▸ **Task item**
Each entry below is to be returned exactly, with any pictures left out.

+--

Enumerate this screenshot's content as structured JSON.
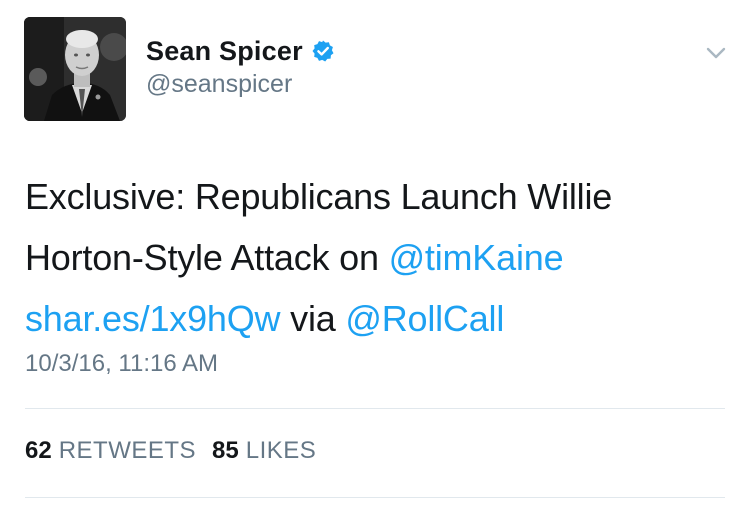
{
  "author": {
    "display_name": "Sean Spicer",
    "handle": "@seanspicer",
    "verified": true,
    "avatar_icon": "profile-photo"
  },
  "tweet": {
    "line1": "Exclusive: Republicans Launch Willie",
    "line2_text": "Horton-Style Attack on ",
    "mention_timkaine": "@timKaine",
    "link_url_text": "shar.es/1x9hQw",
    "via_text": " via ",
    "mention_rollcall": "@RollCall"
  },
  "timestamp": "10/3/16, 11:16 AM",
  "stats": {
    "retweets_count": "62",
    "retweets_label": "RETWEETS",
    "likes_count": "85",
    "likes_label": "LIKES"
  },
  "colors": {
    "link": "#1da1f2",
    "secondary_text": "#657786",
    "primary_text": "#14171a",
    "divider": "#e1e8ed",
    "verified_badge": "#1da1f2"
  }
}
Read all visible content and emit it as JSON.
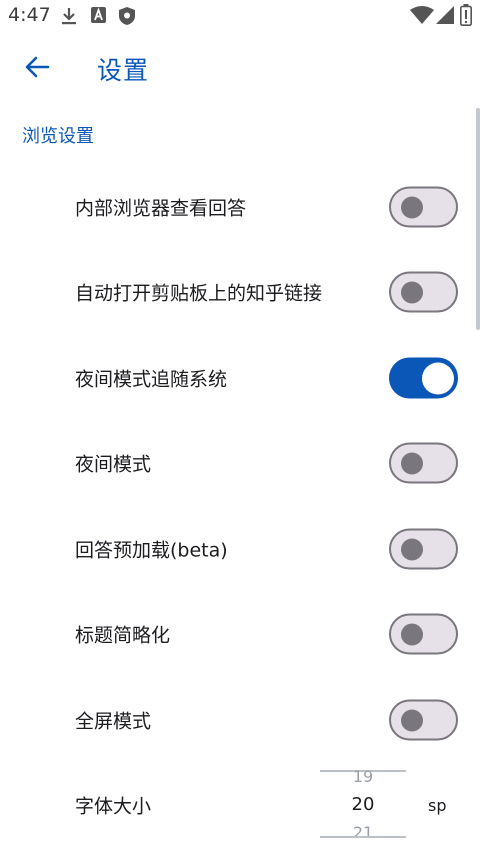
{
  "status_bar": {
    "time": "4:47",
    "icons_left": [
      "download-icon",
      "a-box-icon",
      "shield-icon"
    ],
    "icons_right": [
      "wifi-icon",
      "signal-icon",
      "battery-icon"
    ]
  },
  "app_bar": {
    "back_icon": "arrow-back-icon",
    "title": "设置"
  },
  "section": {
    "title": "浏览设置"
  },
  "prefs": [
    {
      "label": "内部浏览器查看回答",
      "checked": false
    },
    {
      "label": "自动打开剪贴板上的知乎链接",
      "checked": false
    },
    {
      "label": "夜间模式追随系统",
      "checked": true
    },
    {
      "label": "夜间模式",
      "checked": false
    },
    {
      "label": "回答预加载(beta)",
      "checked": false
    },
    {
      "label": "标题简略化",
      "checked": false
    },
    {
      "label": "全屏模式",
      "checked": false
    }
  ],
  "font_size": {
    "label": "字体大小",
    "prev_value": "19",
    "value": "20",
    "next_value": "21",
    "unit": "sp"
  },
  "colors": {
    "accent": "#0b57b8",
    "switch_off_track": "#e6e1e9",
    "switch_off_outline": "#79767d"
  }
}
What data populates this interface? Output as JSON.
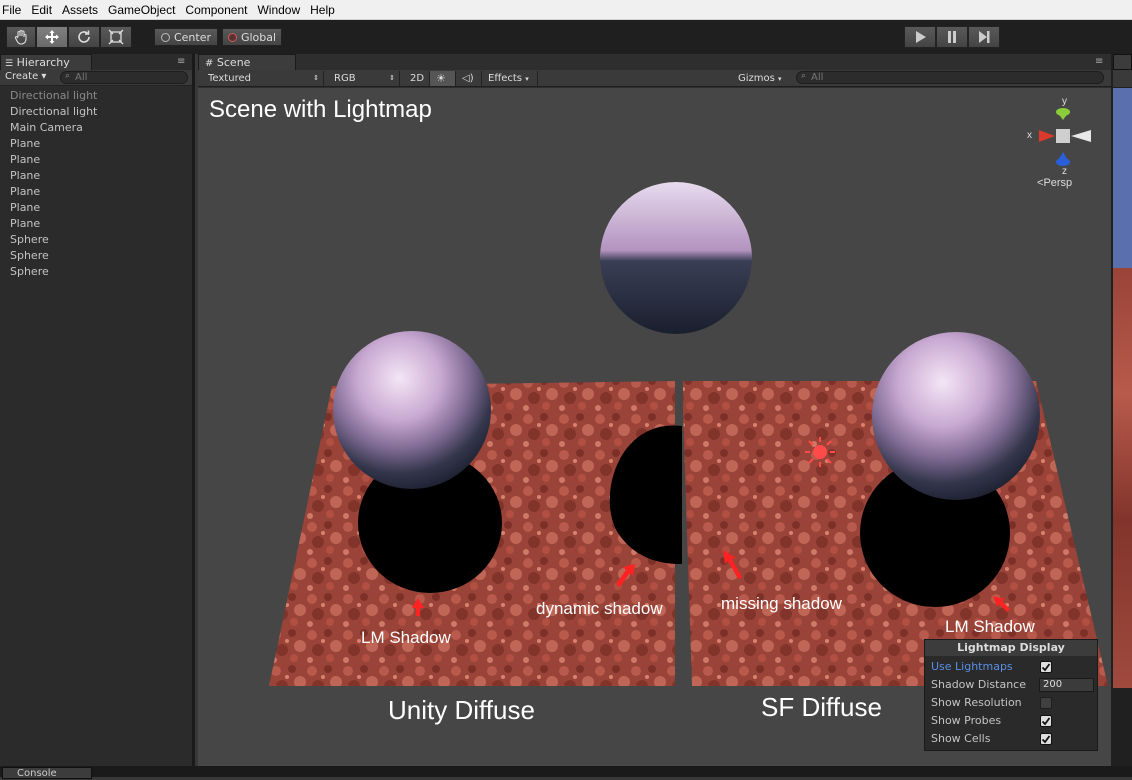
{
  "menu": [
    "File",
    "Edit",
    "Assets",
    "GameObject",
    "Component",
    "Window",
    "Help"
  ],
  "toolbar": {
    "center_label": "Center",
    "global_label": "Global"
  },
  "hierarchy": {
    "tab_label": "Hierarchy",
    "create_label": "Create ▾",
    "search_placeholder": "All",
    "items": [
      "Directional light",
      "Directional light",
      "Main Camera",
      "Plane",
      "Plane",
      "Plane",
      "Plane",
      "Plane",
      "Plane",
      "Sphere",
      "Sphere",
      "Sphere"
    ]
  },
  "scene": {
    "tab_label": "Scene",
    "shading_mode": "Textured",
    "render_mode": "RGB",
    "mode_2d": "2D",
    "effects_label": "Effects",
    "gizmos_label": "Gizmos",
    "search_placeholder": "All",
    "persp_label": "Persp",
    "axis_labels": {
      "y": "y",
      "x": "x",
      "z": "z"
    }
  },
  "viewport_labels": {
    "title": "Scene with Lightmap",
    "lm_shadow_left": "LM Shadow",
    "dynamic_shadow": "dynamic shadow",
    "missing_shadow": "missing shadow",
    "lm_shadow_right": "LM Shadow",
    "unity_diffuse": "Unity Diffuse",
    "sf_diffuse": "SF Diffuse"
  },
  "lightmap_display": {
    "title": "Lightmap Display",
    "use_lightmaps": "Use Lightmaps",
    "use_lightmaps_checked": true,
    "shadow_distance_label": "Shadow Distance",
    "shadow_distance_value": "200",
    "show_resolution": "Show Resolution",
    "show_resolution_checked": false,
    "show_probes": "Show Probes",
    "show_probes_checked": true,
    "show_cells": "Show Cells",
    "show_cells_checked": true
  },
  "bottom": {
    "console_label": "Console"
  },
  "colors": {
    "accent_blue": "#5a8fe6",
    "arrow_red": "#ff2222",
    "axis_x": "#d93a2b",
    "axis_y": "#8acc3a",
    "axis_z": "#2b5fd9"
  }
}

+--

▸ **Output for this task**
Enumerate this screenshot's content as structured JSON.
{
  "author": {
    "display_name": "Sean Spicer",
    "handle": "@seanspicer",
    "verified": true,
    "avatar_icon": "profile-photo"
  },
  "tweet": {
    "line1": "Exclusive: Republicans Launch Willie",
    "line2_text": "Horton-Style Attack on ",
    "mention_timkaine": "@timKaine",
    "link_url_text": "shar.es/1x9hQw",
    "via_text": " via ",
    "mention_rollcall": "@RollCall"
  },
  "timestamp": "10/3/16, 11:16 AM",
  "stats": {
    "retweets_count": "62",
    "retweets_label": "RETWEETS",
    "likes_count": "85",
    "likes_label": "LIKES"
  },
  "colors": {
    "link": "#1da1f2",
    "secondary_text": "#657786",
    "primary_text": "#14171a",
    "divider": "#e1e8ed",
    "verified_badge": "#1da1f2"
  }
}
Read all visible content and emit it as JSON.
{
  "status_bar": {
    "time": "4:47",
    "icons_left": [
      "download-icon",
      "a-box-icon",
      "shield-icon"
    ],
    "icons_right": [
      "wifi-icon",
      "signal-icon",
      "battery-icon"
    ]
  },
  "app_bar": {
    "back_icon": "arrow-back-icon",
    "title": "设置"
  },
  "section": {
    "title": "浏览设置"
  },
  "prefs": [
    {
      "label": "内部浏览器查看回答",
      "checked": false
    },
    {
      "label": "自动打开剪贴板上的知乎链接",
      "checked": false
    },
    {
      "label": "夜间模式追随系统",
      "checked": true
    },
    {
      "label": "夜间模式",
      "checked": false
    },
    {
      "label": "回答预加载(beta)",
      "checked": false
    },
    {
      "label": "标题简略化",
      "checked": false
    },
    {
      "label": "全屏模式",
      "checked": false
    }
  ],
  "font_size": {
    "label": "字体大小",
    "prev_value": "19",
    "value": "20",
    "next_value": "21",
    "unit": "sp"
  },
  "colors": {
    "accent": "#0b57b8",
    "switch_off_track": "#e6e1e9",
    "switch_off_outline": "#79767d"
  }
}
What data populates this interface? Output as JSON.
{
  "menu": [
    "File",
    "Edit",
    "Assets",
    "GameObject",
    "Component",
    "Window",
    "Help"
  ],
  "toolbar": {
    "center_label": "Center",
    "global_label": "Global"
  },
  "hierarchy": {
    "tab_label": "Hierarchy",
    "create_label": "Create ▾",
    "search_placeholder": "All",
    "items": [
      "Directional light",
      "Directional light",
      "Main Camera",
      "Plane",
      "Plane",
      "Plane",
      "Plane",
      "Plane",
      "Plane",
      "Sphere",
      "Sphere",
      "Sphere"
    ]
  },
  "scene": {
    "tab_label": "Scene",
    "shading_mode": "Textured",
    "render_mode": "RGB",
    "mode_2d": "2D",
    "effects_label": "Effects",
    "gizmos_label": "Gizmos",
    "search_placeholder": "All",
    "persp_label": "Persp",
    "axis_labels": {
      "y": "y",
      "x": "x",
      "z": "z"
    }
  },
  "viewport_labels": {
    "title": "Scene with Lightmap",
    "lm_shadow_left": "LM Shadow",
    "dynamic_shadow": "dynamic shadow",
    "missing_shadow": "missing shadow",
    "lm_shadow_right": "LM Shadow",
    "unity_diffuse": "Unity Diffuse",
    "sf_diffuse": "SF Diffuse"
  },
  "lightmap_display": {
    "title": "Lightmap Display",
    "use_lightmaps": "Use Lightmaps",
    "use_lightmaps_checked": true,
    "shadow_distance_label": "Shadow Distance",
    "shadow_distance_value": "200",
    "show_resolution": "Show Resolution",
    "show_resolution_checked": false,
    "show_probes": "Show Probes",
    "show_probes_checked": true,
    "show_cells": "Show Cells",
    "show_cells_checked": true
  },
  "bottom": {
    "console_label": "Console"
  },
  "colors": {
    "accent_blue": "#5a8fe6",
    "arrow_red": "#ff2222",
    "axis_x": "#d93a2b",
    "axis_y": "#8acc3a",
    "axis_z": "#2b5fd9"
  }
}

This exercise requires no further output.